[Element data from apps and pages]
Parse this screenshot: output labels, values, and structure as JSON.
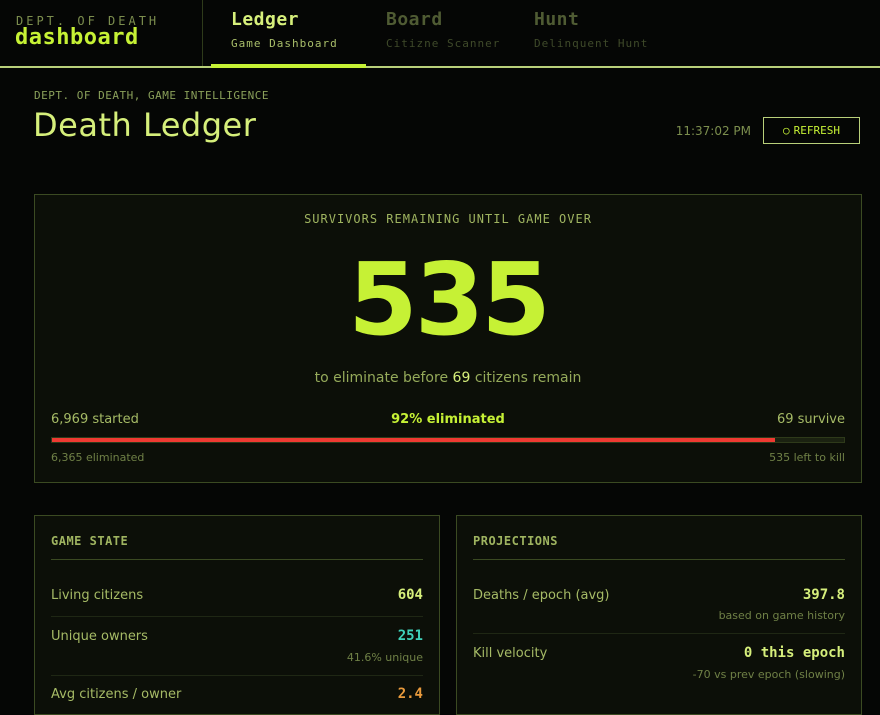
{
  "brand": {
    "small": "DEPT. OF DEATH",
    "big": "dashboard"
  },
  "tabs": [
    {
      "title": "Ledger",
      "subtitle": "Game Dashboard",
      "active": true
    },
    {
      "title": "Board",
      "subtitle": "Citizne Scanner",
      "active": false
    },
    {
      "title": "Hunt",
      "subtitle": "Delinquent Hunt",
      "active": false
    }
  ],
  "header": {
    "eyebrow": "DEPT. OF DEATH, GAME INTELLIGENCE",
    "title": "Death Ledger",
    "time": "11:37:02 PM",
    "refresh_icon": "refresh-icon",
    "refresh_glyph": "○",
    "refresh_label": "REFRESH"
  },
  "hero": {
    "label": "SURVIVORS REMAINING UNTIL GAME OVER",
    "number": "535",
    "sub_pre": "to eliminate before",
    "sub_num": "69",
    "sub_post": "citizens remain",
    "started": "6,969 started",
    "pct": "92% eliminated",
    "survive": "69 survive",
    "eliminated": "6,365 eliminated",
    "left": "535 left to kill",
    "progress_fraction": 0.913,
    "bar_color": "#ef3a32"
  },
  "game_state": {
    "title": "GAME STATE",
    "rows": [
      {
        "label": "Living citizens",
        "value": "604",
        "note": "",
        "color": "#d6ef7b"
      },
      {
        "label": "Unique owners",
        "value": "251",
        "note": "41.6% unique",
        "color": "#3fd1b9"
      },
      {
        "label": "Avg citizens / owner",
        "value": "2.4",
        "note": "",
        "color": "#e89a3c"
      }
    ]
  },
  "projections": {
    "title": "PROJECTIONS",
    "rows": [
      {
        "label": "Deaths / epoch (avg)",
        "value": "397.8",
        "note": "based on game history",
        "color": "#d6ef7b"
      },
      {
        "label": "Kill velocity",
        "value": "0 this epoch",
        "note": "-70 vs prev epoch (slowing)",
        "color": "#d6ef7b"
      }
    ]
  },
  "colors": {
    "accent": "#c6f135",
    "danger": "#ef3a32",
    "teal": "#3fd1b9",
    "orange": "#e89a3c"
  }
}
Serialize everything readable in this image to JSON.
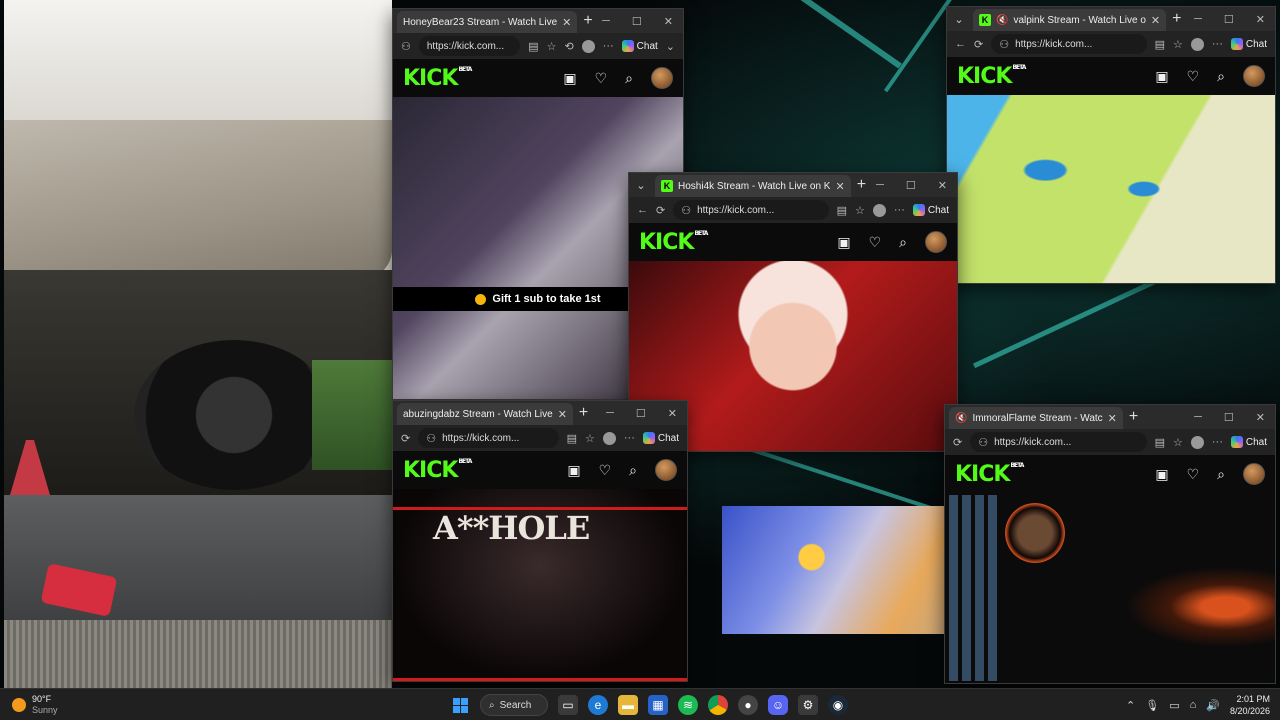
{
  "colors": {
    "kick_green": "#53fc18",
    "titlebar": "#2b2b2b",
    "taskbar": "#202020",
    "accent_red": "#d11a1a"
  },
  "common": {
    "url": "https://kick.com...",
    "chat_label": "Chat",
    "kick_logo": "KICK",
    "kick_beta": "BETA"
  },
  "windows": {
    "honeybear": {
      "tab_title": "HoneyBear23 Stream - Watch Live",
      "gift_text": "Gift 1 sub to take 1st"
    },
    "hoshi": {
      "tab_title": "Hoshi4k Stream - Watch Live on K"
    },
    "valpink": {
      "tab_title": "valpink Stream - Watch Live o"
    },
    "abuz": {
      "tab_title": "abuzingdabz Stream - Watch Live",
      "poster_text": "A**HOLE"
    },
    "immoral": {
      "tab_title": "ImmoralFlame Stream - Watc"
    }
  },
  "taskbar": {
    "temperature": "90°F",
    "condition": "Sunny",
    "search_label": "Search",
    "time": "2:01 PM",
    "date": "8/20/2026"
  }
}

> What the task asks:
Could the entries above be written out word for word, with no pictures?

> Reply to the exercise:
Parse this screenshot: output labels, values, and structure as JSON.
{
  "brand": {
    "small": "DEPT. OF DEATH",
    "big": "dashboard"
  },
  "tabs": [
    {
      "title": "Ledger",
      "subtitle": "Game Dashboard",
      "active": true
    },
    {
      "title": "Board",
      "subtitle": "Citizne Scanner",
      "active": false
    },
    {
      "title": "Hunt",
      "subtitle": "Delinquent Hunt",
      "active": false
    }
  ],
  "header": {
    "eyebrow": "DEPT. OF DEATH, GAME INTELLIGENCE",
    "title": "Death Ledger",
    "time": "11:37:02 PM",
    "refresh_icon": "refresh-icon",
    "refresh_glyph": "○",
    "refresh_label": "REFRESH"
  },
  "hero": {
    "label": "SURVIVORS REMAINING UNTIL GAME OVER",
    "number": "535",
    "sub_pre": "to eliminate before",
    "sub_num": "69",
    "sub_post": "citizens remain",
    "started": "6,969 started",
    "pct": "92% eliminated",
    "survive": "69 survive",
    "eliminated": "6,365 eliminated",
    "left": "535 left to kill",
    "progress_fraction": 0.913,
    "bar_color": "#ef3a32"
  },
  "game_state": {
    "title": "GAME STATE",
    "rows": [
      {
        "label": "Living citizens",
        "value": "604",
        "note": "",
        "color": "#d6ef7b"
      },
      {
        "label": "Unique owners",
        "value": "251",
        "note": "41.6% unique",
        "color": "#3fd1b9"
      },
      {
        "label": "Avg citizens / owner",
        "value": "2.4",
        "note": "",
        "color": "#e89a3c"
      }
    ]
  },
  "projections": {
    "title": "PROJECTIONS",
    "rows": [
      {
        "label": "Deaths / epoch (avg)",
        "value": "397.8",
        "note": "based on game history",
        "color": "#d6ef7b"
      },
      {
        "label": "Kill velocity",
        "value": "0 this epoch",
        "note": "-70 vs prev epoch (slowing)",
        "color": "#d6ef7b"
      }
    ]
  },
  "colors": {
    "accent": "#c6f135",
    "danger": "#ef3a32",
    "teal": "#3fd1b9",
    "orange": "#e89a3c"
  }
}
Serialize everything readable in this image to JSON.
{
  "colors": {
    "kick_green": "#53fc18",
    "titlebar": "#2b2b2b",
    "taskbar": "#202020",
    "accent_red": "#d11a1a"
  },
  "common": {
    "url": "https://kick.com...",
    "chat_label": "Chat",
    "kick_logo": "KICK",
    "kick_beta": "BETA"
  },
  "windows": {
    "honeybear": {
      "tab_title": "HoneyBear23 Stream - Watch Live",
      "gift_text": "Gift 1 sub to take 1st"
    },
    "hoshi": {
      "tab_title": "Hoshi4k Stream - Watch Live on K"
    },
    "valpink": {
      "tab_title": "valpink Stream - Watch Live o"
    },
    "abuz": {
      "tab_title": "abuzingdabz Stream - Watch Live",
      "poster_text": "A**HOLE"
    },
    "immoral": {
      "tab_title": "ImmoralFlame Stream - Watc"
    }
  },
  "taskbar": {
    "temperature": "90°F",
    "condition": "Sunny",
    "search_label": "Search",
    "time": "2:01 PM",
    "date": "8/20/2026"
  }
}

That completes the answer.